• **Task details**
Bring together copies of the lines in the data below that contain the word "size".

• **Record set**
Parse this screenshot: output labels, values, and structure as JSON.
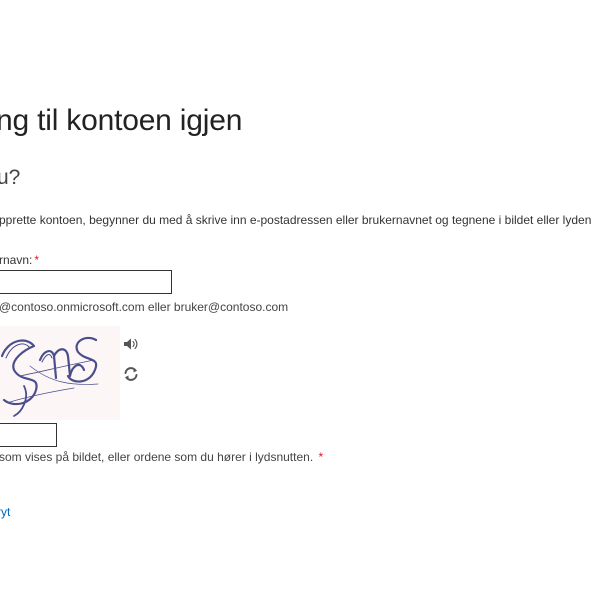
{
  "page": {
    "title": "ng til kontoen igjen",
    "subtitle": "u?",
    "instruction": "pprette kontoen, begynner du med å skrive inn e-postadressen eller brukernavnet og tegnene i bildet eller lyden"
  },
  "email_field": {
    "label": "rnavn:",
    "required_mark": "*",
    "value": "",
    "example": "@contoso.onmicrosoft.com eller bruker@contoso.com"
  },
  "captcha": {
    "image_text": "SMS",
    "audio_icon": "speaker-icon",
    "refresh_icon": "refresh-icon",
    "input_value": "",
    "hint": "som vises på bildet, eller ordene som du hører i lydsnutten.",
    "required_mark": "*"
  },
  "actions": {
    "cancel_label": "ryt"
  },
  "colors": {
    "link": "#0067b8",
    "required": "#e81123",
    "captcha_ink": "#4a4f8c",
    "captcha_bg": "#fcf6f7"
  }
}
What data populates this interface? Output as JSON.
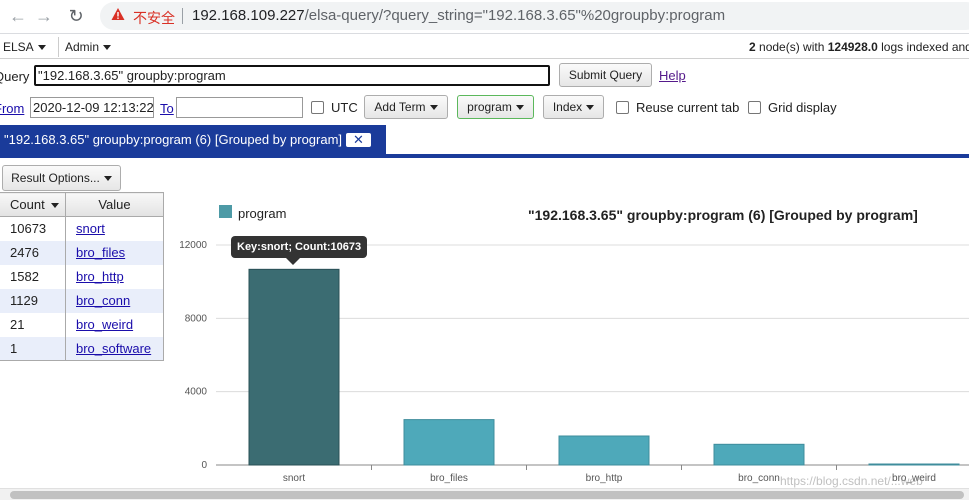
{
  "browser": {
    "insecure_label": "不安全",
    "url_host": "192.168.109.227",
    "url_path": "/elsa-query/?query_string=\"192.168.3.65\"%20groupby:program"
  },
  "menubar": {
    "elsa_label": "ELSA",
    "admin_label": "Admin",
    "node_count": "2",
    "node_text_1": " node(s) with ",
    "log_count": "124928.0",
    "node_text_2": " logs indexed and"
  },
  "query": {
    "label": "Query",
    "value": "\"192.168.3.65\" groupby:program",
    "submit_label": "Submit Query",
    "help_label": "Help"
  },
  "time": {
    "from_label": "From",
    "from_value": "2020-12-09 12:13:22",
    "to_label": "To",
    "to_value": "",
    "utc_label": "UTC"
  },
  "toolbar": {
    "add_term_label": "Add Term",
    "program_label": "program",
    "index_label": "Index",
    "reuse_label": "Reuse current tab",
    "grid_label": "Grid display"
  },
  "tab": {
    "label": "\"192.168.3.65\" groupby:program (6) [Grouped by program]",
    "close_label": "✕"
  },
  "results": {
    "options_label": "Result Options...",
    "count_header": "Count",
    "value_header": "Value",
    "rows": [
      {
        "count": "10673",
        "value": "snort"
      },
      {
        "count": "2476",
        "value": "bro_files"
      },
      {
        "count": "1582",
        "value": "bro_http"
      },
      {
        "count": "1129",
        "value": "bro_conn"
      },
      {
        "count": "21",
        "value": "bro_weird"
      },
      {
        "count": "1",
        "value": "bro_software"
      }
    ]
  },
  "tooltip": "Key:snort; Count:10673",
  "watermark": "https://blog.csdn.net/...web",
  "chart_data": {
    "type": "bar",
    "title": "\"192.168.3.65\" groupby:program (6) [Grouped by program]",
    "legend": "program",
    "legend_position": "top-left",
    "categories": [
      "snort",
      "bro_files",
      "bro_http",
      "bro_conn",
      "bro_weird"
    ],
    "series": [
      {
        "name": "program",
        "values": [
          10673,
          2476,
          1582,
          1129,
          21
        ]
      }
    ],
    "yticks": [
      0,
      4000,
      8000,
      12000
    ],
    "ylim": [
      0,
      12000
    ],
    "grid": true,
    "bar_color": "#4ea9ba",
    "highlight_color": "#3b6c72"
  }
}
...
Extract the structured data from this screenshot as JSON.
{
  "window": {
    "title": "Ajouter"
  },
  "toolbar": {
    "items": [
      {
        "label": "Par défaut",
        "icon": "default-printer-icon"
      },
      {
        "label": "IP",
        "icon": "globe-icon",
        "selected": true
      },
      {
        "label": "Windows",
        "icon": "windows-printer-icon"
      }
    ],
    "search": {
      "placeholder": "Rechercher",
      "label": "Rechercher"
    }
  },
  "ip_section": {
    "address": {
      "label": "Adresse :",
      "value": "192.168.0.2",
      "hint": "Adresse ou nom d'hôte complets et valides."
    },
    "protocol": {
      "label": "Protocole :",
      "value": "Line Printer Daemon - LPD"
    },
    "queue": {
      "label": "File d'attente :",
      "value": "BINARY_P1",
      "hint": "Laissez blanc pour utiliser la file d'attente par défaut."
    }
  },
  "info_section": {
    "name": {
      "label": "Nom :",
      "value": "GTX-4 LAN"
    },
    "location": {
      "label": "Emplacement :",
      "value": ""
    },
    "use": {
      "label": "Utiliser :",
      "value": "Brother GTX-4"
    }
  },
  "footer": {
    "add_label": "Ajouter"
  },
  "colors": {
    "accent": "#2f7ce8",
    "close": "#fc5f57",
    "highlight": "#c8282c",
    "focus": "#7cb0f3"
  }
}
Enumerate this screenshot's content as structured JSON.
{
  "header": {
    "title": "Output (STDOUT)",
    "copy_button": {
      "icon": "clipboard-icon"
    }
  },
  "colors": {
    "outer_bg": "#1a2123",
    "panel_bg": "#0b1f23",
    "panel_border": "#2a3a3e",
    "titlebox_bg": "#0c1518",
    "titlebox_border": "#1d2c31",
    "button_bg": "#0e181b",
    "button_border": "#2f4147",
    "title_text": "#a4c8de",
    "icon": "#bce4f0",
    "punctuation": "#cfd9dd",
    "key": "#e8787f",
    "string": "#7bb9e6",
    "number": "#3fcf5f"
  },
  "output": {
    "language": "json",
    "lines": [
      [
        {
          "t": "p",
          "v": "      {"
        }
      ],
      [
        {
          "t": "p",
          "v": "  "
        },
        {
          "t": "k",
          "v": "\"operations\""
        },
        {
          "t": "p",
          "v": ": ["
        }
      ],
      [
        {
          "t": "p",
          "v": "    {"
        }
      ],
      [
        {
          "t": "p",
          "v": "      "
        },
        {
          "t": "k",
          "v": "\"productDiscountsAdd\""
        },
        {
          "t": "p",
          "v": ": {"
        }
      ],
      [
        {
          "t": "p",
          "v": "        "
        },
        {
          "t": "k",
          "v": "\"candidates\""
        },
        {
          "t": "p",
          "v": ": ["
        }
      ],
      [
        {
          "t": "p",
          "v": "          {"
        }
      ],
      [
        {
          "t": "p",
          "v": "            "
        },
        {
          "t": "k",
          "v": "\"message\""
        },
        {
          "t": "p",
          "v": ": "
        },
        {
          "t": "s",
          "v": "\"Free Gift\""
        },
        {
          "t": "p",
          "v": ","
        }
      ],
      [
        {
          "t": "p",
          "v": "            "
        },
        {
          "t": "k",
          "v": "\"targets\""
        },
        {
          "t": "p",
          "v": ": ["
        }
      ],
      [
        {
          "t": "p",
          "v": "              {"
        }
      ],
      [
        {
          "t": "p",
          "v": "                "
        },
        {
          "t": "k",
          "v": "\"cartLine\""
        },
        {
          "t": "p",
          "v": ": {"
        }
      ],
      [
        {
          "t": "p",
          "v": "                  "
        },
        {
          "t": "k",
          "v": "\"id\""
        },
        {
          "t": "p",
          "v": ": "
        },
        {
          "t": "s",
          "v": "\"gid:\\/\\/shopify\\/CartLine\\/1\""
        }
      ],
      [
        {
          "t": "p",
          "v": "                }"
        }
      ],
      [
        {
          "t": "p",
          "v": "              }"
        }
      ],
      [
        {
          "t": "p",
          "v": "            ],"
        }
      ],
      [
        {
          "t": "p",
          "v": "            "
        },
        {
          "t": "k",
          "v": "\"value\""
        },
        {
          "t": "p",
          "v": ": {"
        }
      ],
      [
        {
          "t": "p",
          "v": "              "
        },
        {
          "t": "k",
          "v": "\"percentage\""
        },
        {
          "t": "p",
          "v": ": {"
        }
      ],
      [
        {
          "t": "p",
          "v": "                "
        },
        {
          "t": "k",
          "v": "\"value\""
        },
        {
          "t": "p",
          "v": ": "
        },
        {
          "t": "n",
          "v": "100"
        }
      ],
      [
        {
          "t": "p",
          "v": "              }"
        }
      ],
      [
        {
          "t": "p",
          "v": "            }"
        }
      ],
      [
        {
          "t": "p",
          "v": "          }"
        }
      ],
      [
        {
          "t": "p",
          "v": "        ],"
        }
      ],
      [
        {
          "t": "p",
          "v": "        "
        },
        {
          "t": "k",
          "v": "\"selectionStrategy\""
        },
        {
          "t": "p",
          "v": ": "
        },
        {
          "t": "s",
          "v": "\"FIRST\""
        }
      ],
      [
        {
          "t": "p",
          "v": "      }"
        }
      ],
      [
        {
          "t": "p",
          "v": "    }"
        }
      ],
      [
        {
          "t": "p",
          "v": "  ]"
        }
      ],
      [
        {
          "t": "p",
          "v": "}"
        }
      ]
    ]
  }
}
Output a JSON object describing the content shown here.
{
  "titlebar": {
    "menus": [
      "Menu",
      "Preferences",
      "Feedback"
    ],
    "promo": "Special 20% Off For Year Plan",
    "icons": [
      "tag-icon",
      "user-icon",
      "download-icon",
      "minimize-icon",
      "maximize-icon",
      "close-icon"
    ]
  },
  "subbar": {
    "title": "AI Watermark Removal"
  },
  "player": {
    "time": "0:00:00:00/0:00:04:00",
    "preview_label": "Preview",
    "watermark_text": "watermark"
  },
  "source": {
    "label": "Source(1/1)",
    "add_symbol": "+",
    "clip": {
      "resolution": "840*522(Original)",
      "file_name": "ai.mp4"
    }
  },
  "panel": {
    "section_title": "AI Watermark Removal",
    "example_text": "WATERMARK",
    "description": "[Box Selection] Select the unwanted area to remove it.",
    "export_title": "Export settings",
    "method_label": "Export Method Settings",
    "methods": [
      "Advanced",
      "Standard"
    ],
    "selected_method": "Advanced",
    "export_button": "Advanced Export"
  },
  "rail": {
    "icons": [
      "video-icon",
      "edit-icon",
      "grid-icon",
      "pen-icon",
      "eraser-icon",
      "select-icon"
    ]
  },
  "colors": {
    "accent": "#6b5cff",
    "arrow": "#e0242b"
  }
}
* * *
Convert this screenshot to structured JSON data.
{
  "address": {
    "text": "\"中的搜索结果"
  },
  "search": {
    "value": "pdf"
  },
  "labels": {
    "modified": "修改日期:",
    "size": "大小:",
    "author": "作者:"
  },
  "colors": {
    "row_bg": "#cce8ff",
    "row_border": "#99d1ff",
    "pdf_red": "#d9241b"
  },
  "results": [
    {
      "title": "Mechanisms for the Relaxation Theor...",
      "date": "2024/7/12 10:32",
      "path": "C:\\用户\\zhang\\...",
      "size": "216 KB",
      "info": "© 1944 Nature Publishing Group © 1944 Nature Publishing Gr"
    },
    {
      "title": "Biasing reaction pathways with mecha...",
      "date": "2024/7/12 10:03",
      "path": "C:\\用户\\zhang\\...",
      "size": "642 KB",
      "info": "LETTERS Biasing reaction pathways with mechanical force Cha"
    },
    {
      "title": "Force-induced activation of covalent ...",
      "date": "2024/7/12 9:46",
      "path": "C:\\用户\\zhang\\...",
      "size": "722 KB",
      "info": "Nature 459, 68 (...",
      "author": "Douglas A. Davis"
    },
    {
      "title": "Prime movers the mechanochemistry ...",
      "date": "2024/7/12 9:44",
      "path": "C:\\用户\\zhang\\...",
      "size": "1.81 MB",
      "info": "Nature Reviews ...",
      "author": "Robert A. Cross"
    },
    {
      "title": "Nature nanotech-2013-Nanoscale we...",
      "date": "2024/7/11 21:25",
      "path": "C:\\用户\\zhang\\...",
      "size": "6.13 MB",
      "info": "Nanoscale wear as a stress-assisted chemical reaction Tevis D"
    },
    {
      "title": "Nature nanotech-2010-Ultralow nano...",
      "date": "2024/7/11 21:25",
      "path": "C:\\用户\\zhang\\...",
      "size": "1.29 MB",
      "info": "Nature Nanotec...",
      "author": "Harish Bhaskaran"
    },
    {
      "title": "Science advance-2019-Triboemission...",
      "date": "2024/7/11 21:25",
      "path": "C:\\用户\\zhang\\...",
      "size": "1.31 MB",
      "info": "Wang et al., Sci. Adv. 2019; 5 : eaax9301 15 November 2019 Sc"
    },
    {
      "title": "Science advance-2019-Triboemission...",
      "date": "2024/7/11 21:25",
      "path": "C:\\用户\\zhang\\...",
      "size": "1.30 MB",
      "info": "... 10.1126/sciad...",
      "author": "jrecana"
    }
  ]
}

• **Solved exercise**
    "size": "大小:",
      "size": "216 KB",
      "size": "642 KB",
      "size": "722 KB",
      "size": "1.81 MB",
      "size": "6.13 MB",
      "size": "1.29 MB",
      "size": "1.31 MB",
      "size": "1.30 MB",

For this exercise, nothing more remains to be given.